As people carefully consider their spending plans for the summer, this is an important moment for businesses to work out how they can reach customers.   

Connecting with consumers

“Brits are increasingly swapping shopping bags for shared moments, and experiences now make a heavyweight contribution to the UK economy as a whole,” notes Robinson. “This trend is set to gather momentum, with retail, hospitality and leisure businesses ready to capitalise on this commercial opportunity.” Business decision-makers in these sectors are well aware that tapping into the experience economy could make a difference to their profits – and many are joining consumers in making the most of the value that experiences can offer.

Bowling brand Tenpin is one company that has been continually adapting over the years to take advantage of the growing focus on experiences. The team has worked to enhance its 54 locations across the UK – whether that has meant updating lighting and sound systems, or introducing table-top ordering and more comfortable seating.

“Our experience has shown us that when trends shift, we don’t need to rebuild the walls, we simply need to repurpose the space we’ve created,” says its CEO Graham Blackwell. “The bowling alley was once viewed as a cold environment. We’ve created a warm, leisurely place where people feel welcome, want to stay and enjoy refreshments with a range of activities for the whole family. If I could turn all of our units into a home away from home, that would be amazing.”

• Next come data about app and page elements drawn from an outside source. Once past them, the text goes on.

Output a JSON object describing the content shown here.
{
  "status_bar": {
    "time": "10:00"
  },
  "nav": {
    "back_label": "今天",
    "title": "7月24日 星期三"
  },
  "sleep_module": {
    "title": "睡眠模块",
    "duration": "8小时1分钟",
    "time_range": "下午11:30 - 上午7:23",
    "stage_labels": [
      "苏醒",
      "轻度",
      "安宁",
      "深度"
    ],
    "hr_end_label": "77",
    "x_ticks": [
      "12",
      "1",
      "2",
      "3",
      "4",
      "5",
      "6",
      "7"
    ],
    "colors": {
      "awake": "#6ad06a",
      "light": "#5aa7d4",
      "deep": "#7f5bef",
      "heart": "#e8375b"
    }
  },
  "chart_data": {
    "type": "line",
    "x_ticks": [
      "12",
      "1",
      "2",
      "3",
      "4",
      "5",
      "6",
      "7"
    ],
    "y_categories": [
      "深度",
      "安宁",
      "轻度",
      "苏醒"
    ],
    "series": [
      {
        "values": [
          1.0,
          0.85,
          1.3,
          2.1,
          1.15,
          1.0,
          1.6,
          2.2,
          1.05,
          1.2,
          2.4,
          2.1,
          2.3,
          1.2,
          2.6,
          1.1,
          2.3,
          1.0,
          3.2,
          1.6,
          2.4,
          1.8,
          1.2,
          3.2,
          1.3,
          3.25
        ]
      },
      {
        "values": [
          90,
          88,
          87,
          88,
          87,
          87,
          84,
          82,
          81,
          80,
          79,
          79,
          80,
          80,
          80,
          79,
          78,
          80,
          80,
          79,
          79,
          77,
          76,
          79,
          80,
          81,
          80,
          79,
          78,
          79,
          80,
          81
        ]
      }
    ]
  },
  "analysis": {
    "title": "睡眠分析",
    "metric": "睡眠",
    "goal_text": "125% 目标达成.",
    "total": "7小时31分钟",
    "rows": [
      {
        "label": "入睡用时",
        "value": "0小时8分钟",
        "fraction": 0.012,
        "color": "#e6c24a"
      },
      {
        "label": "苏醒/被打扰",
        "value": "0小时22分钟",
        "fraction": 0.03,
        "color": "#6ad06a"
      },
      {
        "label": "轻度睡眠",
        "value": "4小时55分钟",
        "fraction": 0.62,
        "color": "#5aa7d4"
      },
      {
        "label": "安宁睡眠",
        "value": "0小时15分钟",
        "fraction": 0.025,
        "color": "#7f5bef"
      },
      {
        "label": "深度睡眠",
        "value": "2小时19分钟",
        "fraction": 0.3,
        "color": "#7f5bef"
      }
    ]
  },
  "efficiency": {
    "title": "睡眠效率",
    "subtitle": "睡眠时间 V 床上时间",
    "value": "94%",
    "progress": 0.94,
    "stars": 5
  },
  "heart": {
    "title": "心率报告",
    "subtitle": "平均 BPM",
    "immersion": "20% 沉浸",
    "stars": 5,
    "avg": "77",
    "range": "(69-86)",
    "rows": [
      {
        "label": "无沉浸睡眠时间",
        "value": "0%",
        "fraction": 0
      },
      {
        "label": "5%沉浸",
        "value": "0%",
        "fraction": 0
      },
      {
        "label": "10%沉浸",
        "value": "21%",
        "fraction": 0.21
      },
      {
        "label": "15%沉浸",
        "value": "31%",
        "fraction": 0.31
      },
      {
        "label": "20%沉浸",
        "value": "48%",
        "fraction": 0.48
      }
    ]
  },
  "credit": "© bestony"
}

Barclays research indicates that 93% of decision-makers expect the summer’s sporting and cultural events to have a positive impact on their businesses, with 90% reporting that consumer demand for memorable experiences is growing faster than demand for physical products. In addition, 92% also agree that sports and cultural events in the UK help create opportunities for them to attract new customers, and 90% report that demand for their products or services rises during these occasions.

The Barclays research also found that 31% of the surveyed decision-makers have invested in staff training, 29% have increased their physical presence at event venues and 20% are looking to extend operating hours to capitalise on increasing footfall from events. Businesses have also found ways to adapt their offering if necessary – with 27% saying their company has launched new products that provide memorable experiences and 22% planning to pivot their business model to offer more memorable experiences that help them stand out from competitors. 

To stay ahead of the curve, retailers, hospitality and leisure businesses will need to continue to innovate, ensuring their products and offerings are not just a one-hit wonder but are special enough to keep crowds coming back for more.

Richard Robinson, Head of Hospitality and Leisure, Barclays

With or without Eras Tour tickets, it looks like the UK is ready to embrace a host of experiences this summer – and businesses need to be ready for it.